> **Task to complete**
Only lines that contain the word "JSON" are to be returned from the data below.

Interface dataset entries
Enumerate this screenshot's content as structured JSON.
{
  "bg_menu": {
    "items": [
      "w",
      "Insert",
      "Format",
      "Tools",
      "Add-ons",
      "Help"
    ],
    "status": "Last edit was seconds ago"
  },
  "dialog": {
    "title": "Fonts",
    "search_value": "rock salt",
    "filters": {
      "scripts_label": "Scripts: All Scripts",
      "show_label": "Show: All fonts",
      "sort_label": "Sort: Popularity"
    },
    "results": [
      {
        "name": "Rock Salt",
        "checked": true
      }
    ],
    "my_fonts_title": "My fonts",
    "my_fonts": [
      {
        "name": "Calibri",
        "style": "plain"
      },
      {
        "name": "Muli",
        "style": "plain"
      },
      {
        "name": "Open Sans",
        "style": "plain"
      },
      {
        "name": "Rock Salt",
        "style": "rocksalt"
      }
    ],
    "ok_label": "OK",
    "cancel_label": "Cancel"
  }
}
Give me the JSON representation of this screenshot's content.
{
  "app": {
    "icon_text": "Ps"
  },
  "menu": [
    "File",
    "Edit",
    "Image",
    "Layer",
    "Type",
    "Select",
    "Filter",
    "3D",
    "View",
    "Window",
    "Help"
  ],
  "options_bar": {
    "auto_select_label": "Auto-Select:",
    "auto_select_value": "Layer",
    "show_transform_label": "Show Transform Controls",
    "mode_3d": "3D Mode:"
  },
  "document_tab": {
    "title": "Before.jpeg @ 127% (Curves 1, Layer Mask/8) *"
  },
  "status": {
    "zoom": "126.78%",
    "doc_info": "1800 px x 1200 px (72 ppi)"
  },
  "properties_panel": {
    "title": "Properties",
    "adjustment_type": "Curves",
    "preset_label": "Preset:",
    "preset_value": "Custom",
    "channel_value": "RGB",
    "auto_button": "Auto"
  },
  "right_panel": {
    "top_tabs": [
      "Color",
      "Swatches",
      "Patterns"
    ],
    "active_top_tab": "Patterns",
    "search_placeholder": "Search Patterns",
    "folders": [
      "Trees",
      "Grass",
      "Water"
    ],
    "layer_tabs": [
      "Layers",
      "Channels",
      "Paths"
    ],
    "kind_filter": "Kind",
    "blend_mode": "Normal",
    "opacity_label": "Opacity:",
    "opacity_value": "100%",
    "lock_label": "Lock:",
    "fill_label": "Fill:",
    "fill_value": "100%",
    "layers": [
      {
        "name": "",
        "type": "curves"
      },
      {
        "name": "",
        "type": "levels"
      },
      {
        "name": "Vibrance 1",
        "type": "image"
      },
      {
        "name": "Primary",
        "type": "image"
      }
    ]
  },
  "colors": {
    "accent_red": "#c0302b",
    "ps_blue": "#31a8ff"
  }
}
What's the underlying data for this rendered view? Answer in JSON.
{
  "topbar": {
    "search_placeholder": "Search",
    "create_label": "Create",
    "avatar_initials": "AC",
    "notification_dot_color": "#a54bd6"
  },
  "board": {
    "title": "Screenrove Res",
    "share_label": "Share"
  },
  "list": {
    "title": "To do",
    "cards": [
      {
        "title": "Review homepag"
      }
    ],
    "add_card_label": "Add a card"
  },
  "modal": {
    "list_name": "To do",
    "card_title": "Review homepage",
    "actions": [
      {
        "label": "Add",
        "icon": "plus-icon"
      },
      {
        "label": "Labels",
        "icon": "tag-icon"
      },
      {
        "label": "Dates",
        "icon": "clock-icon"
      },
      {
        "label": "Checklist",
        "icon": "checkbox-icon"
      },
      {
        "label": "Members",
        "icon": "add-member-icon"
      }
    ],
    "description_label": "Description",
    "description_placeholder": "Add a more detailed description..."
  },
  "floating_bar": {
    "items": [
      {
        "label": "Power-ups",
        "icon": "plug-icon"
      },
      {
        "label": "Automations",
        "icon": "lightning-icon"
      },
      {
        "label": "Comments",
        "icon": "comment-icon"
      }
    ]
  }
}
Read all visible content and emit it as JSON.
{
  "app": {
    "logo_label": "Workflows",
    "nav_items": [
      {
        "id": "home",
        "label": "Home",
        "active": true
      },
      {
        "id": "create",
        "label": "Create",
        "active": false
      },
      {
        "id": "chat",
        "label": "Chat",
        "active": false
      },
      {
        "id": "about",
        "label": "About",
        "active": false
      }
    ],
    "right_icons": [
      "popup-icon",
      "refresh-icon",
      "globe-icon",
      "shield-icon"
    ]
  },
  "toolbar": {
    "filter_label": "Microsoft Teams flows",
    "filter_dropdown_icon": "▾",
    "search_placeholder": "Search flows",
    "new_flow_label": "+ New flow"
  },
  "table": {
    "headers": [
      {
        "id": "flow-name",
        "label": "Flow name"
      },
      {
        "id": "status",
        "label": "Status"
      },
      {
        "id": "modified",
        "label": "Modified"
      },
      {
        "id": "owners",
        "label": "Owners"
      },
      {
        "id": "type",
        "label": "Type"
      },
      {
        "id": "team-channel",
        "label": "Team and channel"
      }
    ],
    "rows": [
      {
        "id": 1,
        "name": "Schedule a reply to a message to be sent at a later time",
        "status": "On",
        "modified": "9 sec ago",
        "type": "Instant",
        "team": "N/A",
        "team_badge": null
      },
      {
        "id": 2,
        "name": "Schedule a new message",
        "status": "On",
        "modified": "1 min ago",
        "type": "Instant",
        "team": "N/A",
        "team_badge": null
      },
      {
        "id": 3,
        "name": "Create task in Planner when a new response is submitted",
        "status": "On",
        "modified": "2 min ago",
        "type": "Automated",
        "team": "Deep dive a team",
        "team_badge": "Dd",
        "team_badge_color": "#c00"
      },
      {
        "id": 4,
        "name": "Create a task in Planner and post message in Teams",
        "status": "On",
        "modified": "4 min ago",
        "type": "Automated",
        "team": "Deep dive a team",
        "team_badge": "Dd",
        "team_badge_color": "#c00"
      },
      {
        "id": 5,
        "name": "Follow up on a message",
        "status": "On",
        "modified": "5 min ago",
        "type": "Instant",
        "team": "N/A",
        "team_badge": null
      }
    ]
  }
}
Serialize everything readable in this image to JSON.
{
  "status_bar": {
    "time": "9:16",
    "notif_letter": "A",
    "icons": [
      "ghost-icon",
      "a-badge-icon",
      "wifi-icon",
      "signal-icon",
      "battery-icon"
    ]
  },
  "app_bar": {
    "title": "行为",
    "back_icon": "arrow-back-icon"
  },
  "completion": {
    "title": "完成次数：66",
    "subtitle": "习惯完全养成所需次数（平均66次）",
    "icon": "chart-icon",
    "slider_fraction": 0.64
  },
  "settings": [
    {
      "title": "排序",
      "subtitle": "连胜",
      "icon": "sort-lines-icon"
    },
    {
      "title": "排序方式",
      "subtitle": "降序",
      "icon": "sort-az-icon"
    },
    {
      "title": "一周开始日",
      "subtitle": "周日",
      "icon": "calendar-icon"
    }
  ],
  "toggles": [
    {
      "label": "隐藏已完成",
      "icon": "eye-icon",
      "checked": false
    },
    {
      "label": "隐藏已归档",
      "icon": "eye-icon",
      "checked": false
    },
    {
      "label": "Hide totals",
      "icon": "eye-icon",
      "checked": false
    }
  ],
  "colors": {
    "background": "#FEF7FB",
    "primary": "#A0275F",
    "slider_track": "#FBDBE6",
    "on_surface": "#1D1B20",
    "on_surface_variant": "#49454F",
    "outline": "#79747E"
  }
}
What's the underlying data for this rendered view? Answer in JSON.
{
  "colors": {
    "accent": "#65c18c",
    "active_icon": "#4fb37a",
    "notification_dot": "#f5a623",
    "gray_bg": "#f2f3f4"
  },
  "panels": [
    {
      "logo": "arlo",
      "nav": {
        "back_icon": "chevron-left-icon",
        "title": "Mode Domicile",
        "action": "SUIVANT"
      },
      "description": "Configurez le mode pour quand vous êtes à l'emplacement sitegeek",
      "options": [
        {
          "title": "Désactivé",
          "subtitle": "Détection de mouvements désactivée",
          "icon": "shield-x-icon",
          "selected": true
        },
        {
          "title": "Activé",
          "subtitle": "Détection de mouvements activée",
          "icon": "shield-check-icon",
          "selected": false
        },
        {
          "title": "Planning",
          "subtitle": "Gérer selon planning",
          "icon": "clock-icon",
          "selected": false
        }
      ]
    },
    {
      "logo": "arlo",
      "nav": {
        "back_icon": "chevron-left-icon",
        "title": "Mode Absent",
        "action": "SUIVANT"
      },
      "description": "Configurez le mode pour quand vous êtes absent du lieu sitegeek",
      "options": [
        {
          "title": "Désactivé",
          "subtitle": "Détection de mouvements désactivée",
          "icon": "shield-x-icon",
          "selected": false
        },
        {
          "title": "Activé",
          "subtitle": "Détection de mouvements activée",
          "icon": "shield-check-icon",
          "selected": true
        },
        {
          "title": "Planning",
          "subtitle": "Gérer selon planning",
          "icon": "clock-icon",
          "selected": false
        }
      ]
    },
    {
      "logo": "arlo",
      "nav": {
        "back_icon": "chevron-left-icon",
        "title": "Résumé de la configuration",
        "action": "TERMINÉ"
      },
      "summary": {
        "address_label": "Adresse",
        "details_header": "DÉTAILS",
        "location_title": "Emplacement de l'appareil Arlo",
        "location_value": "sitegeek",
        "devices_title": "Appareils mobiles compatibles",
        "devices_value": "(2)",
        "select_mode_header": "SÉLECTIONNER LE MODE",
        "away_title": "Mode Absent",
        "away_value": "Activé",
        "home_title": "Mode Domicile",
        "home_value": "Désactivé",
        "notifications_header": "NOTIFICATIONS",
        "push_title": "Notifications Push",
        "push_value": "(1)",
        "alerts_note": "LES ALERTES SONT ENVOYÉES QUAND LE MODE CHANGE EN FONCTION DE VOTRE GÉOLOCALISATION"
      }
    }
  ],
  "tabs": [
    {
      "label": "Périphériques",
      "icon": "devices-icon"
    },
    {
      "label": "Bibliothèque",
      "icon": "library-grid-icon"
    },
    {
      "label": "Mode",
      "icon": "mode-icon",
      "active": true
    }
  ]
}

> **Output of the task**
Enumerate this screenshot's content as structured JSON.
Give me the JSON representation of this screenshot's content.
What's the underlying data for this rendered view? Answer in JSON.
Read all visible content and emit it as JSON.
Serialize everything readable in this image to JSON.
What's the underlying data for this rendered view? Answer in JSON.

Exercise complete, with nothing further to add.